■ **Work task**:
Exactly how many lines of the data below include the string "title"? State the number and nothing more.

Data about app and page elements:
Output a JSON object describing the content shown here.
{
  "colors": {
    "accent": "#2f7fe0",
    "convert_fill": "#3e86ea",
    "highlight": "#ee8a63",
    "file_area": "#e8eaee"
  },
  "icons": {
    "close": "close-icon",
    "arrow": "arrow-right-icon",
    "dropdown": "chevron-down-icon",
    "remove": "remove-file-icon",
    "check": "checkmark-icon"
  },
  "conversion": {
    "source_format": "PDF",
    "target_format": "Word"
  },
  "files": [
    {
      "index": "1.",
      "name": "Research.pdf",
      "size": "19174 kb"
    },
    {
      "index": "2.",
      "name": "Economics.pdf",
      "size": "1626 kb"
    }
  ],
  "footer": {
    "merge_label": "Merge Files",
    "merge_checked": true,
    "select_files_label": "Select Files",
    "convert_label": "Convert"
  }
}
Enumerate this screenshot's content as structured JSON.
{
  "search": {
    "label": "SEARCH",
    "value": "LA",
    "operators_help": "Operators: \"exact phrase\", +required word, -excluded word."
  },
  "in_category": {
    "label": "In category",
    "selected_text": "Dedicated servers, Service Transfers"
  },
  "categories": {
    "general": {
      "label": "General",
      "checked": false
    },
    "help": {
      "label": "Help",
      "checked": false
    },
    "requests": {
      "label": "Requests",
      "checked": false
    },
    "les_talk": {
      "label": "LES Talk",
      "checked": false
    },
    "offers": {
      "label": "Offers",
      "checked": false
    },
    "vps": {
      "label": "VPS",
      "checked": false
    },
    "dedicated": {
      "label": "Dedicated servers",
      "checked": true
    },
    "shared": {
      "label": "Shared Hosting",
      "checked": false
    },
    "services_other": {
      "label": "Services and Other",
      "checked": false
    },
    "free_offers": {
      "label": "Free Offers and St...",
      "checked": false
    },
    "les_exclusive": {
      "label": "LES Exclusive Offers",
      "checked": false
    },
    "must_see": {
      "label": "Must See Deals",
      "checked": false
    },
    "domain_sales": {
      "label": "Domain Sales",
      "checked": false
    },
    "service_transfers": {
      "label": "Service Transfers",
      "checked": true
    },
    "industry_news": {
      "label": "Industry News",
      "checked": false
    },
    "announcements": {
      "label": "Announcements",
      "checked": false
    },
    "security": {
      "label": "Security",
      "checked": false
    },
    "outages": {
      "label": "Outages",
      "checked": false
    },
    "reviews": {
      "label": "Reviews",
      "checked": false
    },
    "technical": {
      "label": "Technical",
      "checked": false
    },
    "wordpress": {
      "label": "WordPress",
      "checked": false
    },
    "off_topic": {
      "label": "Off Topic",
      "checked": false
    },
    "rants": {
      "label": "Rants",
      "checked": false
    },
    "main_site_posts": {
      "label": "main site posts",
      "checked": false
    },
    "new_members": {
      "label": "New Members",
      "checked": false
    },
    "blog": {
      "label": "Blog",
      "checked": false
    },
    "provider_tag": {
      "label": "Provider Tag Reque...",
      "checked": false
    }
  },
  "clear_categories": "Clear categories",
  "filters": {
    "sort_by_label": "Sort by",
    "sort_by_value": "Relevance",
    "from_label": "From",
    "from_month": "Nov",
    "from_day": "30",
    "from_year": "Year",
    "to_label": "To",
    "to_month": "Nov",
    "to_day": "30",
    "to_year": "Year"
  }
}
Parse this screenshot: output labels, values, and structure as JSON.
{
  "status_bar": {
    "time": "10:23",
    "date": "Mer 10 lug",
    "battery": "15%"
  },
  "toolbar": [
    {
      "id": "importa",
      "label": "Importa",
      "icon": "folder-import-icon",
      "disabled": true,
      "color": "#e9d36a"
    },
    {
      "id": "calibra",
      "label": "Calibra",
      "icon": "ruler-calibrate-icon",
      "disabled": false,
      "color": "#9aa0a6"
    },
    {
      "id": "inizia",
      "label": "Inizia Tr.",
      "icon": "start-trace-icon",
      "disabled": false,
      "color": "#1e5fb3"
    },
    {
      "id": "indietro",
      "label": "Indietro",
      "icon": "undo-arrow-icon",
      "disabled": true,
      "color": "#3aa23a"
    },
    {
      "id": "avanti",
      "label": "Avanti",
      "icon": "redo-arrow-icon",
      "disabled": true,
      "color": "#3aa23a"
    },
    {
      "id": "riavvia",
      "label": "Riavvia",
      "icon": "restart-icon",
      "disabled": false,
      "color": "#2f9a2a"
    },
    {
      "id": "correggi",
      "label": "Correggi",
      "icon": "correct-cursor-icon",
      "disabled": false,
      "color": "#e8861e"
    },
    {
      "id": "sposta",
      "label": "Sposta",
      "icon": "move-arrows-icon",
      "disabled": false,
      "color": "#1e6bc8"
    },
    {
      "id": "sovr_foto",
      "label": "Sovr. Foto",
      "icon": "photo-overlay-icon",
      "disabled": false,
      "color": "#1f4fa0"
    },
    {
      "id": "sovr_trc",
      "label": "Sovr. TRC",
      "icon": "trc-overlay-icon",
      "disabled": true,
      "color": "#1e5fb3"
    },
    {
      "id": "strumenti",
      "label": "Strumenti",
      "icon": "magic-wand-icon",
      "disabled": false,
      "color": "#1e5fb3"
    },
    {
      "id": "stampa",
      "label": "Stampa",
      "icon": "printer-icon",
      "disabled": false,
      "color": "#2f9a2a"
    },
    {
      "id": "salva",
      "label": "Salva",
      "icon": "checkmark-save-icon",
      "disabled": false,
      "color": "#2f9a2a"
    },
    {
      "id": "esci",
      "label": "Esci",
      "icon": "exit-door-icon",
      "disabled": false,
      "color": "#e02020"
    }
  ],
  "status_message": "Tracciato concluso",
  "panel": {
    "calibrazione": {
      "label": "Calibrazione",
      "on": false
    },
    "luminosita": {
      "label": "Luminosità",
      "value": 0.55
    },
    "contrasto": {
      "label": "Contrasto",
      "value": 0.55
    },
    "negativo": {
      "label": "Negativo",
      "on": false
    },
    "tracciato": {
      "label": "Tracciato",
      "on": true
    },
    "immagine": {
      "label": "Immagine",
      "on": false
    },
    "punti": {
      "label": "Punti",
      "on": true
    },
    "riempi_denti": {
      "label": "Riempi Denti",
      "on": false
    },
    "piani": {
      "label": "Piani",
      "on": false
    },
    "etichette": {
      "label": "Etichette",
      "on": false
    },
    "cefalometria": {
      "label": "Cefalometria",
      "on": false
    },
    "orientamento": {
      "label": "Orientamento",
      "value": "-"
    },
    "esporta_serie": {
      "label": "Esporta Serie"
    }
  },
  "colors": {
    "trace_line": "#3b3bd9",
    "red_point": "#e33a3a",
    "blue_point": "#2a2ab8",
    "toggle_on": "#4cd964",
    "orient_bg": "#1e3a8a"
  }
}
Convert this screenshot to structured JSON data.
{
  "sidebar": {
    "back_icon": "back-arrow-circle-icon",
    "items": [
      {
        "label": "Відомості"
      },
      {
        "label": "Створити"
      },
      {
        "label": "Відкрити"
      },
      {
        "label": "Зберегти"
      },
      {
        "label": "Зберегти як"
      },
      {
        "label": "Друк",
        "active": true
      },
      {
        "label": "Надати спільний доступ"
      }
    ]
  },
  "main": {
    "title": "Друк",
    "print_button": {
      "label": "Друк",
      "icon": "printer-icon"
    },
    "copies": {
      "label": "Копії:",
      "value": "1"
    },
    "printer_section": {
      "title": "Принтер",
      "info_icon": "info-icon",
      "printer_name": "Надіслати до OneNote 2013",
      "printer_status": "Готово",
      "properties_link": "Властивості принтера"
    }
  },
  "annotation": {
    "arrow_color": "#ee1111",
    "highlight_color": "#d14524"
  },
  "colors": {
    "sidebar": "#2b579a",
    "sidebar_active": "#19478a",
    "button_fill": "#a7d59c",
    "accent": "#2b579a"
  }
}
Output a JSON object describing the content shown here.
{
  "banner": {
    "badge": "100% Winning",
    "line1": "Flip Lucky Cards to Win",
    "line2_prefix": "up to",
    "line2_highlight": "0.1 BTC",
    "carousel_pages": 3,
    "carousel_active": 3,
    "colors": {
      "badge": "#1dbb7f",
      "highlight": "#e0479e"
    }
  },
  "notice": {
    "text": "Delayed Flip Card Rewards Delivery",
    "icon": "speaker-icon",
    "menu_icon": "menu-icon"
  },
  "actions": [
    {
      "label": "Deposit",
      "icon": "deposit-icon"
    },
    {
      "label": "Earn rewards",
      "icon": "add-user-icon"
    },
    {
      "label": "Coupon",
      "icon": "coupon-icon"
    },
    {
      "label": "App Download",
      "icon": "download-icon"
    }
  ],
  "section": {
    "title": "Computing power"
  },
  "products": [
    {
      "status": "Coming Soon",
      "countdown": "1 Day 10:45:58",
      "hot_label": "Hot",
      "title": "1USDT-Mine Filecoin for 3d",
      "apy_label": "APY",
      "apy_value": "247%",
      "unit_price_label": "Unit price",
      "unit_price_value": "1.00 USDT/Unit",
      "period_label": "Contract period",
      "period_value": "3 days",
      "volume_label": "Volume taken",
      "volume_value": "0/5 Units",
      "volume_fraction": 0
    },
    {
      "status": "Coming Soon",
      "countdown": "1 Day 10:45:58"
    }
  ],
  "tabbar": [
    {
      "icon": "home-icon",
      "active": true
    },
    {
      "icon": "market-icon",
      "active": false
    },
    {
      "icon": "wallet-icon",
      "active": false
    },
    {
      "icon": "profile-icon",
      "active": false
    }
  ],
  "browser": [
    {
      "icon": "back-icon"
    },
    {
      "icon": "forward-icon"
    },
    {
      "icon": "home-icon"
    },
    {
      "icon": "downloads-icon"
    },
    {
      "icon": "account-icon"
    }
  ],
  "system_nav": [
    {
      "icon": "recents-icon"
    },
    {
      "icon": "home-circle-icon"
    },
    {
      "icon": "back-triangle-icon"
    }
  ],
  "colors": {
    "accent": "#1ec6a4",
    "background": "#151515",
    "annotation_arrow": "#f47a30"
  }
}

■ **Solution to the problem**:
4